The Cincinnati Enquirer reports that House Speaker John Boehner, R-Ohio, mocked Republicans in his caucus for being afraid to engage in a debate over amnesty. His theatrical display is surprising since Boehner had cited his caucus’ views when earlier declaring that immigration legislation was doubtful this year.
Boehner’s remarks came at an appearance in his home district on Thursday before the Middletown Rotary Club. In a whiny, theatrical manner Boehner said, "Here's the attitude. Ohhhh. Don't make me do this. Ohhhh. This is too hard." Boehner continued, "We get elected to make choices. We get elected to solve problems and it's remarkable to me how many of my colleagues just don't want to ... They'll take the path of least resistance. I've had every brick and bat and arrow shot at me over this issue just because I wanted to deal with it. I didn't say it was going to be easy."

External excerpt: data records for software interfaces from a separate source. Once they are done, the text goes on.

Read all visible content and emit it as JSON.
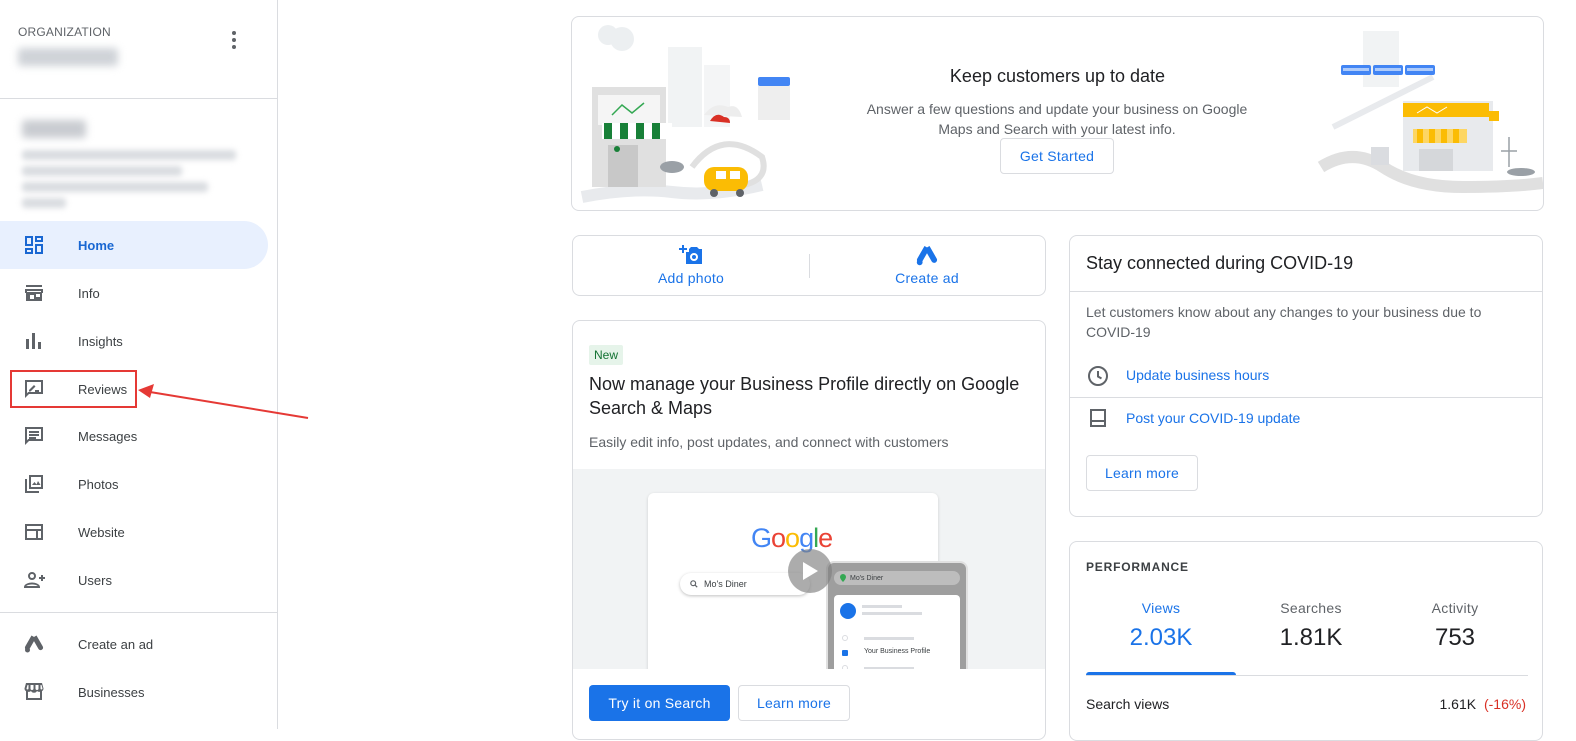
{
  "sidebar": {
    "org_label": "ORGANIZATION",
    "nav": [
      {
        "label": "Home",
        "icon": "dashboard-icon"
      },
      {
        "label": "Info",
        "icon": "storefront-icon"
      },
      {
        "label": "Insights",
        "icon": "bar-chart-icon"
      },
      {
        "label": "Reviews",
        "icon": "rate-review-icon"
      },
      {
        "label": "Messages",
        "icon": "chat-icon"
      },
      {
        "label": "Photos",
        "icon": "photo-library-icon"
      },
      {
        "label": "Website",
        "icon": "web-icon"
      },
      {
        "label": "Users",
        "icon": "person-add-icon"
      }
    ],
    "nav_bottom": [
      {
        "label": "Create an ad",
        "icon": "google-ads-icon"
      },
      {
        "label": "Businesses",
        "icon": "store-icon"
      }
    ]
  },
  "hero": {
    "title": "Keep customers up to date",
    "subtitle": "Answer a few questions and update your business on Google Maps and Search with your latest info.",
    "button": "Get Started"
  },
  "quick_actions": {
    "add_photo": "Add photo",
    "create_ad": "Create ad"
  },
  "new_profile": {
    "badge": "New",
    "title": "Now manage your Business Profile directly on Google Search & Maps",
    "subtitle": "Easily edit info, post updates, and connect with customers",
    "preview": {
      "logo": "Google",
      "search_text": "Mo's Diner",
      "map_pill": "Mo's Diner",
      "list_item": "Your Business Profile"
    },
    "primary_button": "Try it on Search",
    "secondary_button": "Learn more"
  },
  "covid": {
    "title": "Stay connected during COVID-19",
    "text": "Let customers know about any changes to your business due to COVID-19",
    "link_hours": "Update business hours",
    "link_post": "Post your COVID-19 update",
    "button": "Learn more"
  },
  "performance": {
    "label": "PERFORMANCE",
    "tabs": [
      {
        "label": "Views",
        "value": "2.03K"
      },
      {
        "label": "Searches",
        "value": "1.81K"
      },
      {
        "label": "Activity",
        "value": "753"
      }
    ],
    "row_label": "Search views",
    "row_value": "1.61K",
    "row_change": "(-16%)"
  },
  "colors": {
    "accent": "#1a73e8",
    "active_bg": "#e8f0fe",
    "highlight": "#e53935",
    "negative": "#d93025"
  }
}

Boehner had acknowledged an interest in “immigration reform” just after the 2012 election but allowed the Senate to complete action on a bill first. Under his direction, five immigration-related bills passed committee last year, including one that increased legal immigration levels. But none of the measures addressed the “hard” issue to which Boehner refers – dealing with the 11+ million illegal aliens.
Last summer, lieutenants like Majority Leader Eric Cantor, R-Va., started shopping a so-called Kids Act amnesty with the House Republican caucus but couldn’t get any traction. Then early this year, Boehner released a set of “immigration principles” at a House Republican retreat. They called for, among other things, citizenship for younger illegal aliens and legal status, including work permits, for others.

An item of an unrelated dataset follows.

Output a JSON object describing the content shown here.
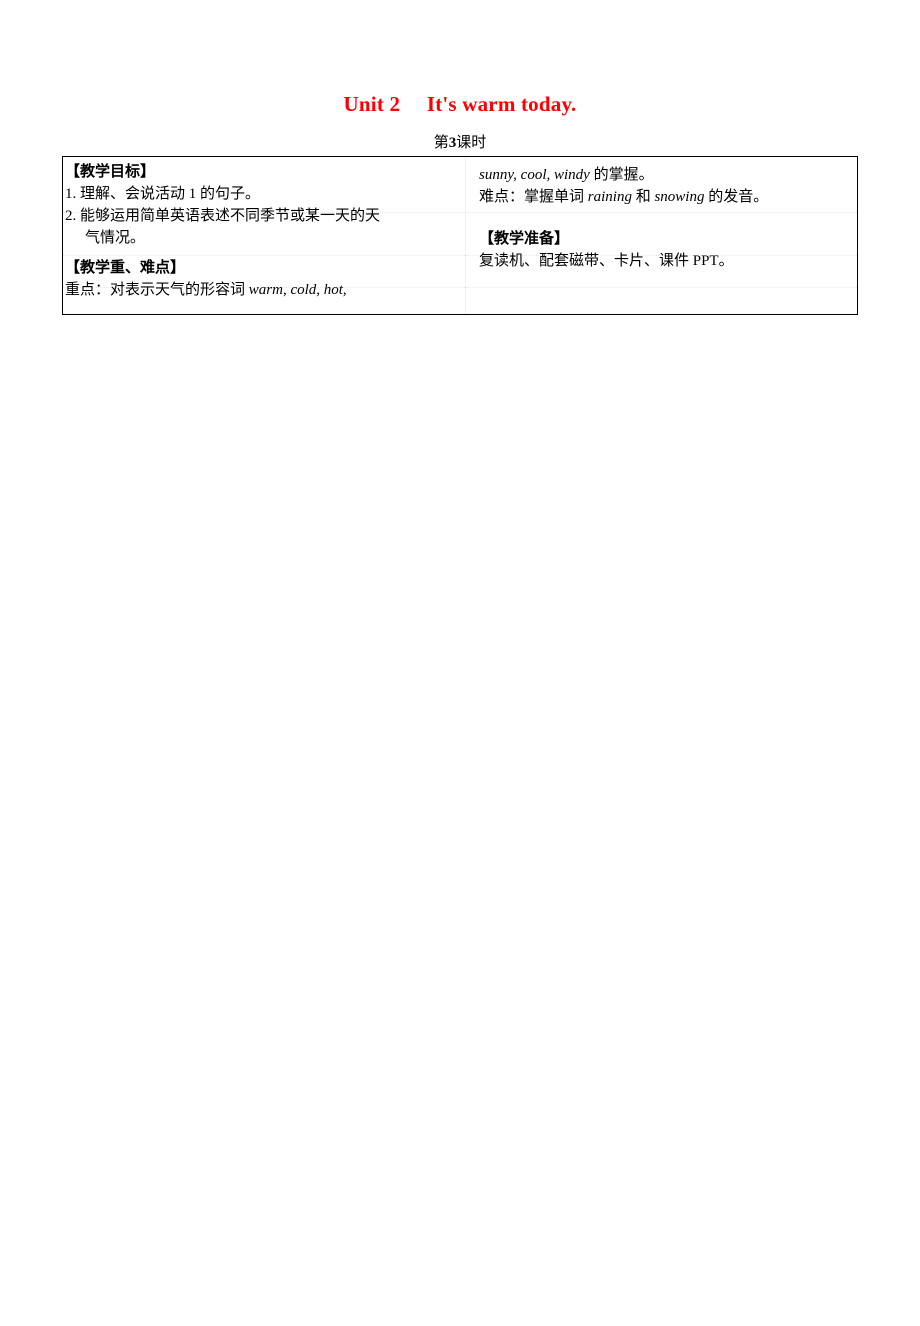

Reports indicated that as much as 80 percent of the Members who spoke out at the Republican retreat rejected his call for pursuing legislation this year. Many argued against the concept of amnesty but even those willing to support some form said now is the wrong time to pursue legislation because President Obama cannot be trusted to enforce immigration laws.
Boehner quickly backpedaled and announced his caucus believes that immigration legislation is not possible until President Obama could be trusted with enforcement. He had maintained that position until his remarks yesterday, which for the first time revealed his disdain for those in his caucus who oppose his amnesty agenda and Obama’s.
The Washington Post and others in the media are reporting that Boehner has been hypocritical for citing Obama as the impediment to reform when he now blames his own caucus. But these reports ignore the fact that Boehner’s original announcement cited a lack of trust for Obama within his caucus, a distrust that has grown as reports revealed that deportations have dropped under his presidency, not grown to historic highs.
The larger question Boehner now faces is whether his caucus trusts his leadership on the immigration issue in the wake of the mocking incident. Despite pressure from monied donors, business groups and business-funded amnesty front groups, House Republicans have rejected moving any immigration-related legislation this year. Republicans also have spoken out against the GOP leadership plot to include a “Trojan Horse” amnesty – the ENLIST Act – in the National Defense Authorization Act (NDAA). The first test may come when the House Armed Services Committee takes up the NDAA next week.